Would you show every line from the records that holds "size"?

Records excerpted from a collection:
= Beginning of Section =
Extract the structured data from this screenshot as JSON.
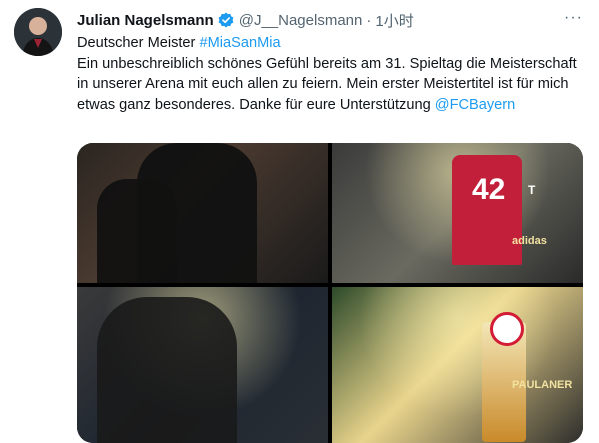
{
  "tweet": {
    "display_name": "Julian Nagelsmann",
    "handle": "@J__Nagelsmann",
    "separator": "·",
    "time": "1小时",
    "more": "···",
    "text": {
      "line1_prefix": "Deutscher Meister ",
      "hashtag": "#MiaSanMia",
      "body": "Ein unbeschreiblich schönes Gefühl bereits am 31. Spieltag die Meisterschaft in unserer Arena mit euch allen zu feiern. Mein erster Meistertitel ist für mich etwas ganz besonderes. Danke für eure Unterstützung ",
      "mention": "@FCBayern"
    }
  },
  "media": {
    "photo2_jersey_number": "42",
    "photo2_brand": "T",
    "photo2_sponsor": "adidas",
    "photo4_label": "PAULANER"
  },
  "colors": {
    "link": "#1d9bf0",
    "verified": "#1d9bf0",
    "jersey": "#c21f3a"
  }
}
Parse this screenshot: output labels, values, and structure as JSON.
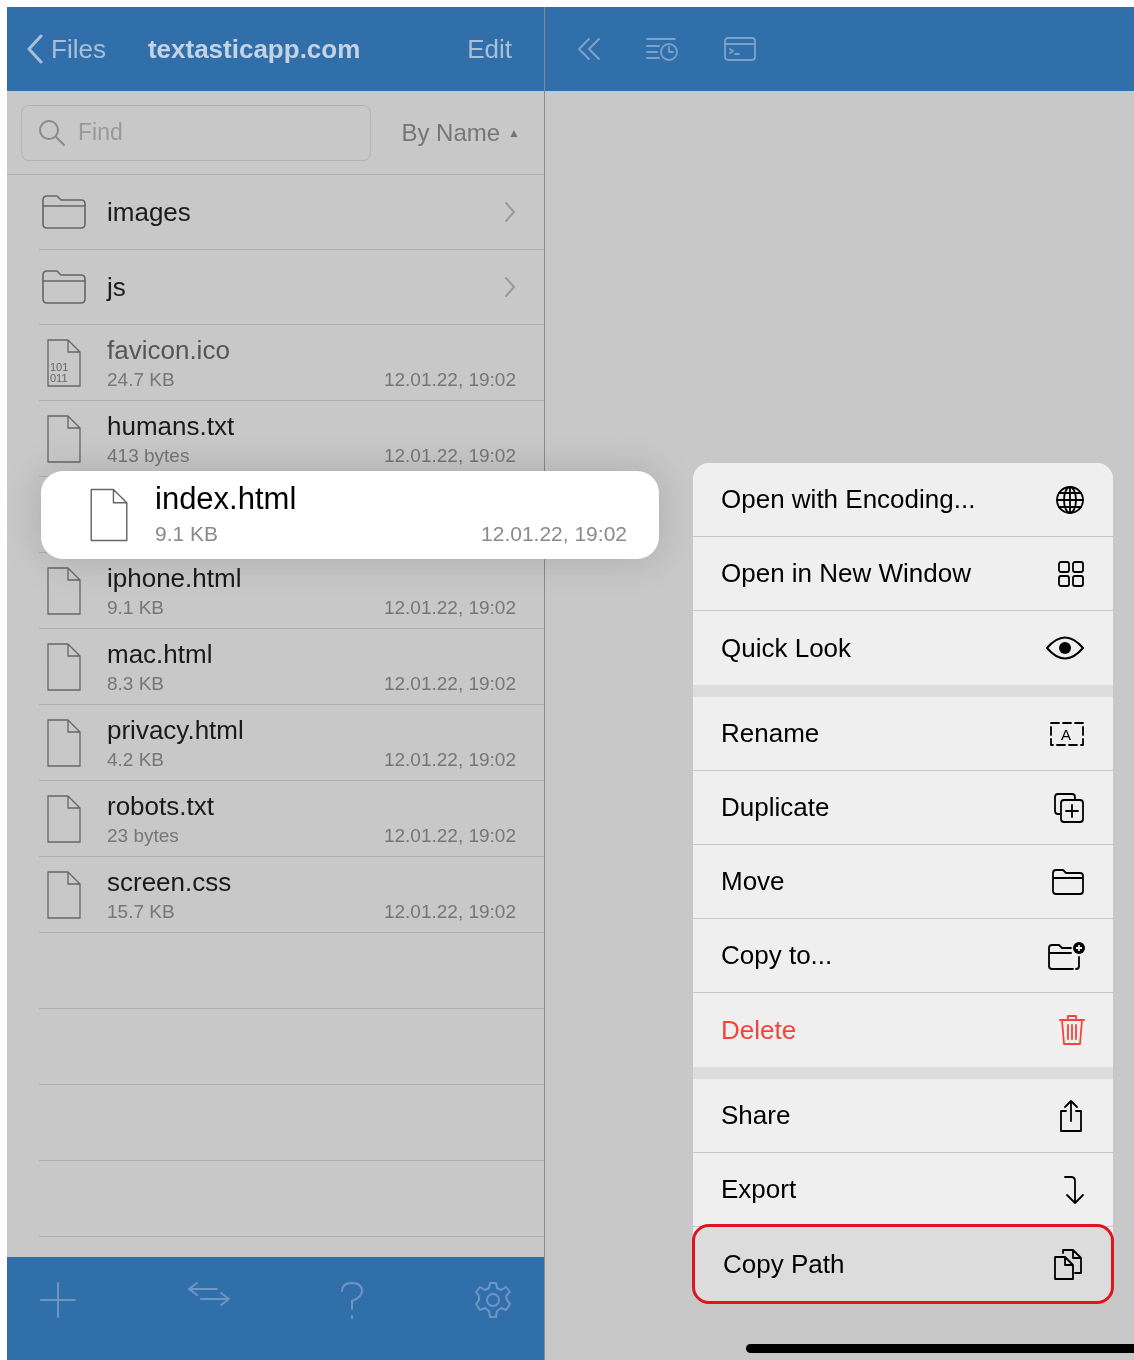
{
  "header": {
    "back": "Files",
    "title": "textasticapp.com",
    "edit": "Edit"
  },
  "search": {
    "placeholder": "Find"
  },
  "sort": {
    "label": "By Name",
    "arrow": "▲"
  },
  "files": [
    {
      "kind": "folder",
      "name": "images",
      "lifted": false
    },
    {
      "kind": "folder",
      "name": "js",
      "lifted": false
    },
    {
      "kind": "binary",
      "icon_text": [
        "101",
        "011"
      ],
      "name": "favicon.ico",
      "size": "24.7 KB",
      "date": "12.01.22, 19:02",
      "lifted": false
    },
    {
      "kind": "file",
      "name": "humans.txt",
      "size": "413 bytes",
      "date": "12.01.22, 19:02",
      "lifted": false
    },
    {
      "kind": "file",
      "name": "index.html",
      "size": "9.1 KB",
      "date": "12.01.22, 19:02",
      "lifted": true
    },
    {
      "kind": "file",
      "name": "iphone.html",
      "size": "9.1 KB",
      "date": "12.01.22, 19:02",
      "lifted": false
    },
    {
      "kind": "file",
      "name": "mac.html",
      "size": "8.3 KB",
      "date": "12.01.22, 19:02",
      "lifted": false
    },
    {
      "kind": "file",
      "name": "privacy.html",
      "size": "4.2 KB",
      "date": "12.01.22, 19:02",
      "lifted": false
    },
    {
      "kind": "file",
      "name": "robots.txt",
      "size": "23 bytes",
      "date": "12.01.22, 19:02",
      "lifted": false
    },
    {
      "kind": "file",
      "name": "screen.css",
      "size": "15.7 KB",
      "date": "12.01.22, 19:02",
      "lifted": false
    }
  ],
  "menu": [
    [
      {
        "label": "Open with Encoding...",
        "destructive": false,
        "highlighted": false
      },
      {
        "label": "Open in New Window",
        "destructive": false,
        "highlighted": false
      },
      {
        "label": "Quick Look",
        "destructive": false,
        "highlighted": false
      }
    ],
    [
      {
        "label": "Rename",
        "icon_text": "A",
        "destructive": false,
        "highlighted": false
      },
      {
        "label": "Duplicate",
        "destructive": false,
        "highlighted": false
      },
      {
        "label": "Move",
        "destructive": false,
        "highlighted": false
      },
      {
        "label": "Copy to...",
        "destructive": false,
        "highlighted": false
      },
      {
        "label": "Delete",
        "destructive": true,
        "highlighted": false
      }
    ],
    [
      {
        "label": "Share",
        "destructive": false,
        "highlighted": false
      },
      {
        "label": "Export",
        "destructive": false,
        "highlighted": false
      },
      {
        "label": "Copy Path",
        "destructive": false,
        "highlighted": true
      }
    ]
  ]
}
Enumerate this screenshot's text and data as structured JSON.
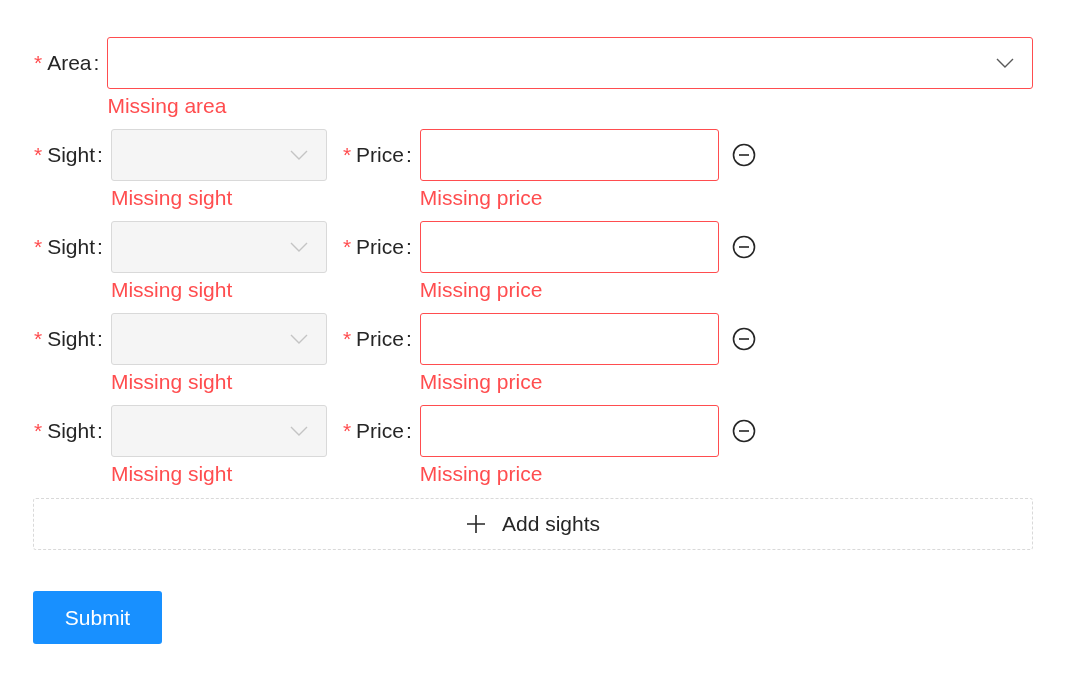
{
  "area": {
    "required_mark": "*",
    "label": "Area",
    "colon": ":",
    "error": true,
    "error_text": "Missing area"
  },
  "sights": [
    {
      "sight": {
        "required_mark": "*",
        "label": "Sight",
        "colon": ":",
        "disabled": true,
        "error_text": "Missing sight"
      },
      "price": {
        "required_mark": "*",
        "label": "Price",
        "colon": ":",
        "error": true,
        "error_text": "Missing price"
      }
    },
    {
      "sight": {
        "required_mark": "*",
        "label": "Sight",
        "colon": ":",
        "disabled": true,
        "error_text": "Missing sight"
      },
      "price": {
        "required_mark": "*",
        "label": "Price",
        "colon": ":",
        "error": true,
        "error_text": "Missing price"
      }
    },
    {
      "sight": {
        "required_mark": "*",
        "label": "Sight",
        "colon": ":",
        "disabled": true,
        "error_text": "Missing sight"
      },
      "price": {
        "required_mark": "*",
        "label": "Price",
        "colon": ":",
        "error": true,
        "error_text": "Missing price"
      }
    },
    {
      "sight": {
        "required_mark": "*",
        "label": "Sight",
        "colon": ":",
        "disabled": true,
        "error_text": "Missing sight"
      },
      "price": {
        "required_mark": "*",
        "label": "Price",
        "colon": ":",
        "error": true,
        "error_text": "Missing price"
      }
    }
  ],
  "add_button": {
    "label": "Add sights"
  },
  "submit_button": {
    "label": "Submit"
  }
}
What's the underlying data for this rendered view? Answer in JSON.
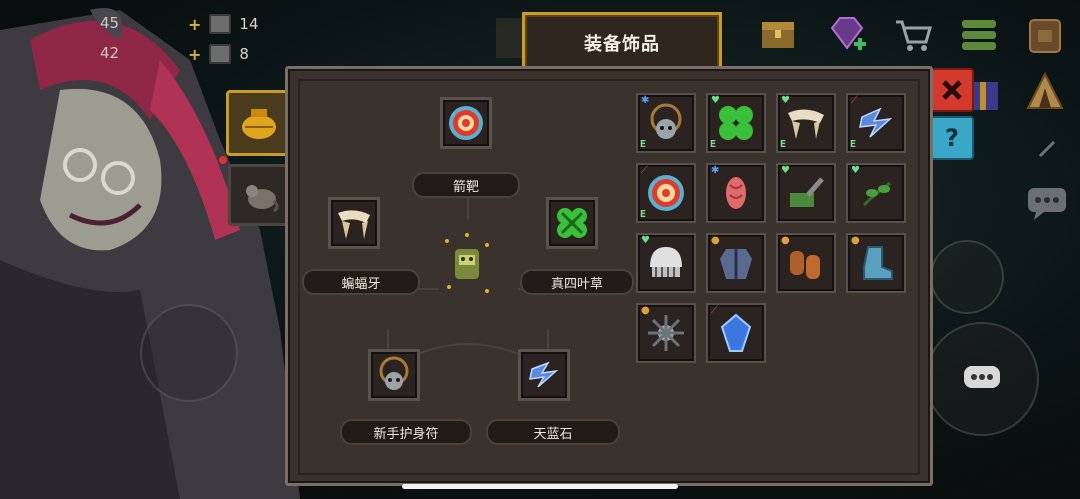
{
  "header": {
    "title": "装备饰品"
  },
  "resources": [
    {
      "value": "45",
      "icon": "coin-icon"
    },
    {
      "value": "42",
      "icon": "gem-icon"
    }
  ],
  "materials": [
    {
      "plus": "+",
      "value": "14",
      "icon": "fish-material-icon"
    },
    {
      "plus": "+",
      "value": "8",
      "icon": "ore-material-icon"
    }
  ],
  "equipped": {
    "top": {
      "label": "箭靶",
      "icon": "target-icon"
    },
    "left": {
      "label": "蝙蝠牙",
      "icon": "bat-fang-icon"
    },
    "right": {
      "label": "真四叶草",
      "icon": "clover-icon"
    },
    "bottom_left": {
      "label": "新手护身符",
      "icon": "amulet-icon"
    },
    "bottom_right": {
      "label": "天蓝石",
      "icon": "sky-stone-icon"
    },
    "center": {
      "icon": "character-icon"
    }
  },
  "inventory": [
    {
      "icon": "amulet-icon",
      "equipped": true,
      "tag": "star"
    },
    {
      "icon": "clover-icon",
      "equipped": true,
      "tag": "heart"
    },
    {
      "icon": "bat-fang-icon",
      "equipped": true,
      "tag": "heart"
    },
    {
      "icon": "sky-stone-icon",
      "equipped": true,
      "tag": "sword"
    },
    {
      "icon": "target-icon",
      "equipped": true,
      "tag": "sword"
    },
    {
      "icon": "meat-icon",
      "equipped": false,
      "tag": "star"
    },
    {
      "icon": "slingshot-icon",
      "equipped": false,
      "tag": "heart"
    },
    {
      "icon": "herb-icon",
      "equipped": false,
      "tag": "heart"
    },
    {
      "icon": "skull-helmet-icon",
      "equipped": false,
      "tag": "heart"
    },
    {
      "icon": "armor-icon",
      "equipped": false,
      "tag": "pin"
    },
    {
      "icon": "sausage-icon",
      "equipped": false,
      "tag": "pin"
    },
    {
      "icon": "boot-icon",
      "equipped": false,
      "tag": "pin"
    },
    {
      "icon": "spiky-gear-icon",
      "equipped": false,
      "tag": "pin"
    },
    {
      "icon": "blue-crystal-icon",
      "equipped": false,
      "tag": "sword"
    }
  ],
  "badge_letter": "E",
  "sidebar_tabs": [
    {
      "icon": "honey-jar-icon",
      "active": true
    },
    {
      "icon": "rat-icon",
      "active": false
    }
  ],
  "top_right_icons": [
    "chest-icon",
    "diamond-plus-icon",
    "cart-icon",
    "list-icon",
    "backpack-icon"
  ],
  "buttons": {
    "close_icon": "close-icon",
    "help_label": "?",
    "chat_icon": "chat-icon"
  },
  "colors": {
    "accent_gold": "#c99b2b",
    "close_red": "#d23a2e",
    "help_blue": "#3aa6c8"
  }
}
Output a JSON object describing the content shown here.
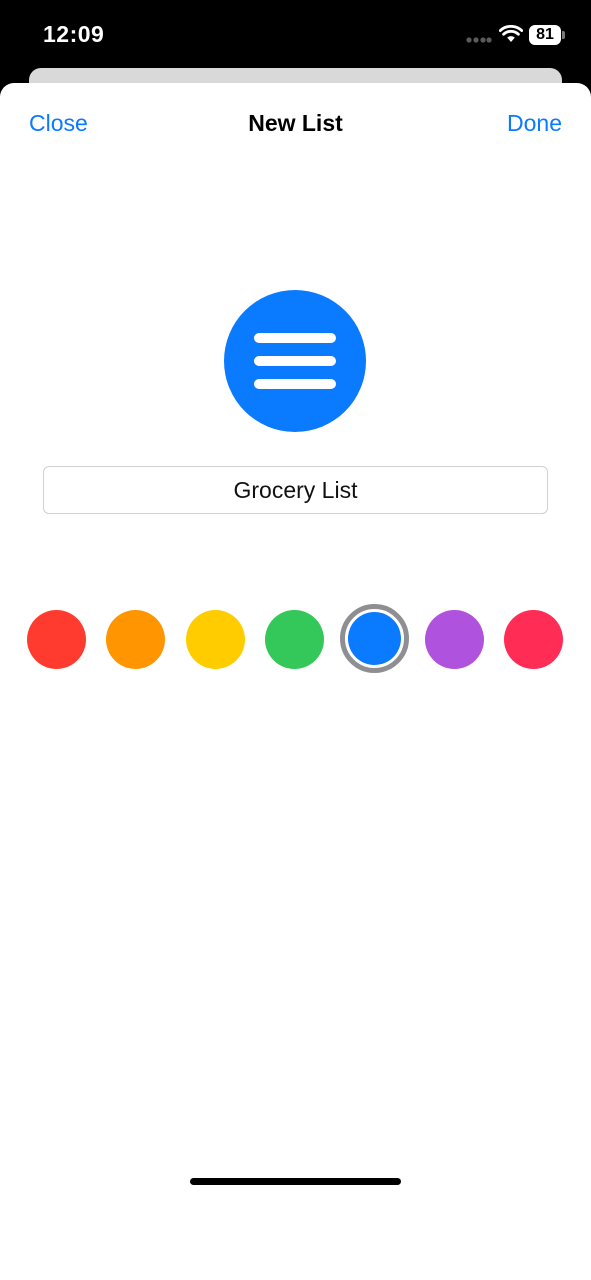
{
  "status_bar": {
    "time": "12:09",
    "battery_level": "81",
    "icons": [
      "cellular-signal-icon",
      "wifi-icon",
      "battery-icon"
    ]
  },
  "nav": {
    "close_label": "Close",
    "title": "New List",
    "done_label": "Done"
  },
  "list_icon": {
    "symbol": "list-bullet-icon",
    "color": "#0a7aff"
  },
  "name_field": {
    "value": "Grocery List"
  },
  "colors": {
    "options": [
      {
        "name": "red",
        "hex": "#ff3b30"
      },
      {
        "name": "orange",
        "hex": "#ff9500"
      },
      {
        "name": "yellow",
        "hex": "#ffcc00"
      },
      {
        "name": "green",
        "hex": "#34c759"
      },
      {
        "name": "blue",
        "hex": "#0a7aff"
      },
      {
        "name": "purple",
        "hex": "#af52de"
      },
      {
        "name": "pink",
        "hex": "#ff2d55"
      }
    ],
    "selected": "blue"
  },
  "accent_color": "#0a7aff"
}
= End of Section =
OUTPUT FOR THIS TASK:
      "size": "24.7 KB",
      "size": "413 bytes",
      "size": "9.1 KB",
      "size": "9.1 KB",
      "size": "8.3 KB",
      "size": "4.2 KB",
      "size": "23 bytes",
      "size": "15.7 KB",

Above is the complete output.